THE TASK:
Write each record again exactly as it stands.

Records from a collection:

[Start of Attachment]

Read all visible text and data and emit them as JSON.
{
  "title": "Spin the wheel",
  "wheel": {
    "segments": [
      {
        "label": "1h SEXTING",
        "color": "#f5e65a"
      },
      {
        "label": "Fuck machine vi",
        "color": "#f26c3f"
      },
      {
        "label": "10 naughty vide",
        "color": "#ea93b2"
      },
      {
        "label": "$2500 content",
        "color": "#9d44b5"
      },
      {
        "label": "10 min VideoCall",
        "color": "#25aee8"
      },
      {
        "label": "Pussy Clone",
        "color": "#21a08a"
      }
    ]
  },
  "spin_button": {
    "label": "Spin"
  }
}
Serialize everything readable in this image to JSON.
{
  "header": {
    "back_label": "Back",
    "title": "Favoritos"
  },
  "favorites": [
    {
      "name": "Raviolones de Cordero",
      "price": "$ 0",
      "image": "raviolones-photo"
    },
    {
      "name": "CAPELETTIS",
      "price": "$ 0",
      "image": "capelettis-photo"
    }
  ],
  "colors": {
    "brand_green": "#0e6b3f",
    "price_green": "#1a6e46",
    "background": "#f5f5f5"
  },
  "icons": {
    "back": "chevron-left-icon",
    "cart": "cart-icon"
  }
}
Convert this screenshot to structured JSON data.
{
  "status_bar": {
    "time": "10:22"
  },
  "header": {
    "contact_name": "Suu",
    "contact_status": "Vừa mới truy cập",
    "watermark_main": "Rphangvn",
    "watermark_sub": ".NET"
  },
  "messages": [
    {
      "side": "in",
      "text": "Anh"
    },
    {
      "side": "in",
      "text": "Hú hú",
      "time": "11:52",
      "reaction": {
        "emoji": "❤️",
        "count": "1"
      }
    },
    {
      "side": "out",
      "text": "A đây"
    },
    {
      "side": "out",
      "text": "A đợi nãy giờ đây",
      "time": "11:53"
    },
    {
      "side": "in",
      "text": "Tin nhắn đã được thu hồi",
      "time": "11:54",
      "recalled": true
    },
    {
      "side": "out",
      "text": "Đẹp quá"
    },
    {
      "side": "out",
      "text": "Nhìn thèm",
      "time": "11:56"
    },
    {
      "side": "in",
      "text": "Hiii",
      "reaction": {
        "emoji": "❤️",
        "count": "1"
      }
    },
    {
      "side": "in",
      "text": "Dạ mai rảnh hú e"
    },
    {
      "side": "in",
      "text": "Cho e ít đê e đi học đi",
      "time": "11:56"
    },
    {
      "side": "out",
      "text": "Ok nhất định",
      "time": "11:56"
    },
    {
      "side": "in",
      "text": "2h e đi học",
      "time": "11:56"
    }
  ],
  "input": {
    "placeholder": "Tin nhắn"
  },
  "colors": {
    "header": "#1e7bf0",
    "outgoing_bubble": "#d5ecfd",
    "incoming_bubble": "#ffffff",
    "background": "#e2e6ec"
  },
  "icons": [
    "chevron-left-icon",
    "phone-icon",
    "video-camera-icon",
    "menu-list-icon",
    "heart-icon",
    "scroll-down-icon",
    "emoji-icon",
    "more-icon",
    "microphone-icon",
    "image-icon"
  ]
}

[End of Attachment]

EXPECTED ANSWER:
Read all visible text and data and emit them as JSON.
{
  "title": "Spin the wheel",
  "wheel": {
    "segments": [
      {
        "label": "1h SEXTING",
        "color": "#f5e65a"
      },
      {
        "label": "Fuck machine vi",
        "color": "#f26c3f"
      },
      {
        "label": "10 naughty vide",
        "color": "#ea93b2"
      },
      {
        "label": "$2500 content",
        "color": "#9d44b5"
      },
      {
        "label": "10 min VideoCall",
        "color": "#25aee8"
      },
      {
        "label": "Pussy Clone",
        "color": "#21a08a"
      }
    ]
  },
  "spin_button": {
    "label": "Spin"
  }
}
Serialize everything readable in this image to JSON.
{
  "header": {
    "back_label": "Back",
    "title": "Favoritos"
  },
  "favorites": [
    {
      "name": "Raviolones de Cordero",
      "price": "$ 0",
      "image": "raviolones-photo"
    },
    {
      "name": "CAPELETTIS",
      "price": "$ 0",
      "image": "capelettis-photo"
    }
  ],
  "colors": {
    "brand_green": "#0e6b3f",
    "price_green": "#1a6e46",
    "background": "#f5f5f5"
  },
  "icons": {
    "back": "chevron-left-icon",
    "cart": "cart-icon"
  }
}
Convert this screenshot to structured JSON data.
{
  "status_bar": {
    "time": "10:22"
  },
  "header": {
    "contact_name": "Suu",
    "contact_status": "Vừa mới truy cập",
    "watermark_main": "Rphangvn",
    "watermark_sub": ".NET"
  },
  "messages": [
    {
      "side": "in",
      "text": "Anh"
    },
    {
      "side": "in",
      "text": "Hú hú",
      "time": "11:52",
      "reaction": {
        "emoji": "❤️",
        "count": "1"
      }
    },
    {
      "side": "out",
      "text": "A đây"
    },
    {
      "side": "out",
      "text": "A đợi nãy giờ đây",
      "time": "11:53"
    },
    {
      "side": "in",
      "text": "Tin nhắn đã được thu hồi",
      "time": "11:54",
      "recalled": true
    },
    {
      "side": "out",
      "text": "Đẹp quá"
    },
    {
      "side": "out",
      "text": "Nhìn thèm",
      "time": "11:56"
    },
    {
      "side": "in",
      "text": "Hiii",
      "reaction": {
        "emoji": "❤️",
        "count": "1"
      }
    },
    {
      "side": "in",
      "text": "Dạ mai rảnh hú e"
    },
    {
      "side": "in",
      "text": "Cho e ít đê e đi học đi",
      "time": "11:56"
    },
    {
      "side": "out",
      "text": "Ok nhất định",
      "time": "11:56"
    },
    {
      "side": "in",
      "text": "2h e đi học",
      "time": "11:56"
    }
  ],
  "input": {
    "placeholder": "Tin nhắn"
  },
  "colors": {
    "header": "#1e7bf0",
    "outgoing_bubble": "#d5ecfd",
    "incoming_bubble": "#ffffff",
    "background": "#e2e6ec"
  },
  "icons": [
    "chevron-left-icon",
    "phone-icon",
    "video-camera-icon",
    "menu-list-icon",
    "heart-icon",
    "scroll-down-icon",
    "emoji-icon",
    "more-icon",
    "microphone-icon",
    "image-icon"
  ]
}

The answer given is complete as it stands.